In your reply, write out each entry exactly as given.

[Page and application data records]

'''

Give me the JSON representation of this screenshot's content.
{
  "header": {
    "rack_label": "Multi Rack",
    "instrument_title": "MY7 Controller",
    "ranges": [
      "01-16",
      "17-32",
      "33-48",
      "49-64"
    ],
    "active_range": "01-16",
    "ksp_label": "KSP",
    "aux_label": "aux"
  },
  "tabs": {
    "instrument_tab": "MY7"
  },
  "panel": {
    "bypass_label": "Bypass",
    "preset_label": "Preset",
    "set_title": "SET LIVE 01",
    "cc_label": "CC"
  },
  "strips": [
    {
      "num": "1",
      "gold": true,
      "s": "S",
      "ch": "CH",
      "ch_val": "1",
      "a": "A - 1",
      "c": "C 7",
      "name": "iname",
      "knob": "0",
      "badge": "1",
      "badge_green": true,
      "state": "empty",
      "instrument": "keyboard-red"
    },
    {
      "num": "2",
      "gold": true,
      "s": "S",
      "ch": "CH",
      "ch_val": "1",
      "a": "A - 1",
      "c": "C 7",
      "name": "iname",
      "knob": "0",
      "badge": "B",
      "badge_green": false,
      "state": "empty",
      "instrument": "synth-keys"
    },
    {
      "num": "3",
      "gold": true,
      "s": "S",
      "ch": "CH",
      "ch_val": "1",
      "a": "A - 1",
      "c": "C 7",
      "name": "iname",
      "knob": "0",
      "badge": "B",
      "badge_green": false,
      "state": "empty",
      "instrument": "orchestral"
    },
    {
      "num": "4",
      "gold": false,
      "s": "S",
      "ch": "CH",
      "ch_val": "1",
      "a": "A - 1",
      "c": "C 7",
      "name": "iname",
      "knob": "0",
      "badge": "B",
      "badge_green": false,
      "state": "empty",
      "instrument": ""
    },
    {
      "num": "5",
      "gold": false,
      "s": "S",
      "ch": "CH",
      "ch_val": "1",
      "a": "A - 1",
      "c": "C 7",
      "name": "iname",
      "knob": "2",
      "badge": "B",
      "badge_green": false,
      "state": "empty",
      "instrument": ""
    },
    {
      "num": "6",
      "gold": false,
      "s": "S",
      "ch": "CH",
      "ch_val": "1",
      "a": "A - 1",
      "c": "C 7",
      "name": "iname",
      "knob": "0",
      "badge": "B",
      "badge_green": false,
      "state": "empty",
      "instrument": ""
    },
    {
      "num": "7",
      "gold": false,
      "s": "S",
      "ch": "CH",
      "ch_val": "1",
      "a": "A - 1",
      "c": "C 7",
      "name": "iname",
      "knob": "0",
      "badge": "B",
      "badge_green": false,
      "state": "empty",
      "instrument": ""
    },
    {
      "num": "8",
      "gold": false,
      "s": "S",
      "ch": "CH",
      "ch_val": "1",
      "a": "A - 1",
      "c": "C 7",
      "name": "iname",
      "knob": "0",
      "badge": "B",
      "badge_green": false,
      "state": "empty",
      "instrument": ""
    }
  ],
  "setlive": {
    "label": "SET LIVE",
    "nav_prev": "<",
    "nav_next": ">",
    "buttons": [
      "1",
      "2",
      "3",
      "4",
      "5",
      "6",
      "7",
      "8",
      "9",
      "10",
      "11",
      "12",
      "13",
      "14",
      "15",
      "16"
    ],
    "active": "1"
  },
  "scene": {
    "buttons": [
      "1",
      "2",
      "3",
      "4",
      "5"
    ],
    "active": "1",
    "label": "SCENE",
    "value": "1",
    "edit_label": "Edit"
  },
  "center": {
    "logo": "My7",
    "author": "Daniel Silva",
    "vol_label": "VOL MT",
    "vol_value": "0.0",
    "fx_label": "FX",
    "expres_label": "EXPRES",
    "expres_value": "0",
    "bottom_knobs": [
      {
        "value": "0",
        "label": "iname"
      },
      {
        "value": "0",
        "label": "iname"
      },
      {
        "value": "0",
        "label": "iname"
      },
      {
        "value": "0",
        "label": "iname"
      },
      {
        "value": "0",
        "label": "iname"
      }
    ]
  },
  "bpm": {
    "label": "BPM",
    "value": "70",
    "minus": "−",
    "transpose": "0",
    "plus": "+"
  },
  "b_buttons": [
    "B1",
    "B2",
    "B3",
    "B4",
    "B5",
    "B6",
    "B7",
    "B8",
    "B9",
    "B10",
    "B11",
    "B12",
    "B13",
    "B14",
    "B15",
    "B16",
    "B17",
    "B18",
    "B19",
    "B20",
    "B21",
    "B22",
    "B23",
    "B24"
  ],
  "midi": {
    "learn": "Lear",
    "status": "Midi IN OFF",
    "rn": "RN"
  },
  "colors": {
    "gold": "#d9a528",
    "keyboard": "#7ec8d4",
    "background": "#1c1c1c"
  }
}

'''

TASK RESULT
Give me the JSON representation of this screenshot's content.
{
  "header": {
    "rack_label": "Multi Rack",
    "instrument_title": "MY7 Controller",
    "ranges": [
      "01-16",
      "17-32",
      "33-48",
      "49-64"
    ],
    "active_range": "01-16",
    "ksp_label": "KSP",
    "aux_label": "aux"
  },
  "tabs": {
    "instrument_tab": "MY7"
  },
  "panel": {
    "bypass_label": "Bypass",
    "preset_label": "Preset",
    "set_title": "SET LIVE 01",
    "cc_label": "CC"
  },
  "strips": [
    {
      "num": "1",
      "gold": true,
      "s": "S",
      "ch": "CH",
      "ch_val": "1",
      "a": "A - 1",
      "c": "C 7",
      "name": "iname",
      "knob": "0",
      "badge": "1",
      "badge_green": true,
      "state": "empty",
      "instrument": "keyboard-red"
    },
    {
      "num": "2",
      "gold": true,
      "s": "S",
      "ch": "CH",
      "ch_val": "1",
      "a": "A - 1",
      "c": "C 7",
      "name": "iname",
      "knob": "0",
      "badge": "B",
      "badge_green": false,
      "state": "empty",
      "instrument": "synth-keys"
    },
    {
      "num": "3",
      "gold": true,
      "s": "S",
      "ch": "CH",
      "ch_val": "1",
      "a": "A - 1",
      "c": "C 7",
      "name": "iname",
      "knob": "0",
      "badge": "B",
      "badge_green": false,
      "state": "empty",
      "instrument": "orchestral"
    },
    {
      "num": "4",
      "gold": false,
      "s": "S",
      "ch": "CH",
      "ch_val": "1",
      "a": "A - 1",
      "c": "C 7",
      "name": "iname",
      "knob": "0",
      "badge": "B",
      "badge_green": false,
      "state": "empty",
      "instrument": ""
    },
    {
      "num": "5",
      "gold": false,
      "s": "S",
      "ch": "CH",
      "ch_val": "1",
      "a": "A - 1",
      "c": "C 7",
      "name": "iname",
      "knob": "2",
      "badge": "B",
      "badge_green": false,
      "state": "empty",
      "instrument": ""
    },
    {
      "num": "6",
      "gold": false,
      "s": "S",
      "ch": "CH",
      "ch_val": "1",
      "a": "A - 1",
      "c": "C 7",
      "name": "iname",
      "knob": "0",
      "badge": "B",
      "badge_green": false,
      "state": "empty",
      "instrument": ""
    },
    {
      "num": "7",
      "gold": false,
      "s": "S",
      "ch": "CH",
      "ch_val": "1",
      "a": "A - 1",
      "c": "C 7",
      "name": "iname",
      "knob": "0",
      "badge": "B",
      "badge_green": false,
      "state": "empty",
      "instrument": ""
    },
    {
      "num": "8",
      "gold": false,
      "s": "S",
      "ch": "CH",
      "ch_val": "1",
      "a": "A - 1",
      "c": "C 7",
      "name": "iname",
      "knob": "0",
      "badge": "B",
      "badge_green": false,
      "state": "empty",
      "instrument": ""
    }
  ],
  "setlive": {
    "label": "SET LIVE",
    "nav_prev": "<",
    "nav_next": ">",
    "buttons": [
      "1",
      "2",
      "3",
      "4",
      "5",
      "6",
      "7",
      "8",
      "9",
      "10",
      "11",
      "12",
      "13",
      "14",
      "15",
      "16"
    ],
    "active": "1"
  },
  "scene": {
    "buttons": [
      "1",
      "2",
      "3",
      "4",
      "5"
    ],
    "active": "1",
    "label": "SCENE",
    "value": "1",
    "edit_label": "Edit"
  },
  "center": {
    "logo": "My7",
    "author": "Daniel Silva",
    "vol_label": "VOL MT",
    "vol_value": "0.0",
    "fx_label": "FX",
    "expres_label": "EXPRES",
    "expres_value": "0",
    "bottom_knobs": [
      {
        "value": "0",
        "label": "iname"
      },
      {
        "value": "0",
        "label": "iname"
      },
      {
        "value": "0",
        "label": "iname"
      },
      {
        "value": "0",
        "label": "iname"
      },
      {
        "value": "0",
        "label": "iname"
      }
    ]
  },
  "bpm": {
    "label": "BPM",
    "value": "70",
    "minus": "−",
    "transpose": "0",
    "plus": "+"
  },
  "b_buttons": [
    "B1",
    "B2",
    "B3",
    "B4",
    "B5",
    "B6",
    "B7",
    "B8",
    "B9",
    "B10",
    "B11",
    "B12",
    "B13",
    "B14",
    "B15",
    "B16",
    "B17",
    "B18",
    "B19",
    "B20",
    "B21",
    "B22",
    "B23",
    "B24"
  ],
  "midi": {
    "learn": "Lear",
    "status": "Midi IN OFF",
    "rn": "RN"
  },
  "colors": {
    "gold": "#d9a528",
    "keyboard": "#7ec8d4",
    "background": "#1c1c1c"
  }
}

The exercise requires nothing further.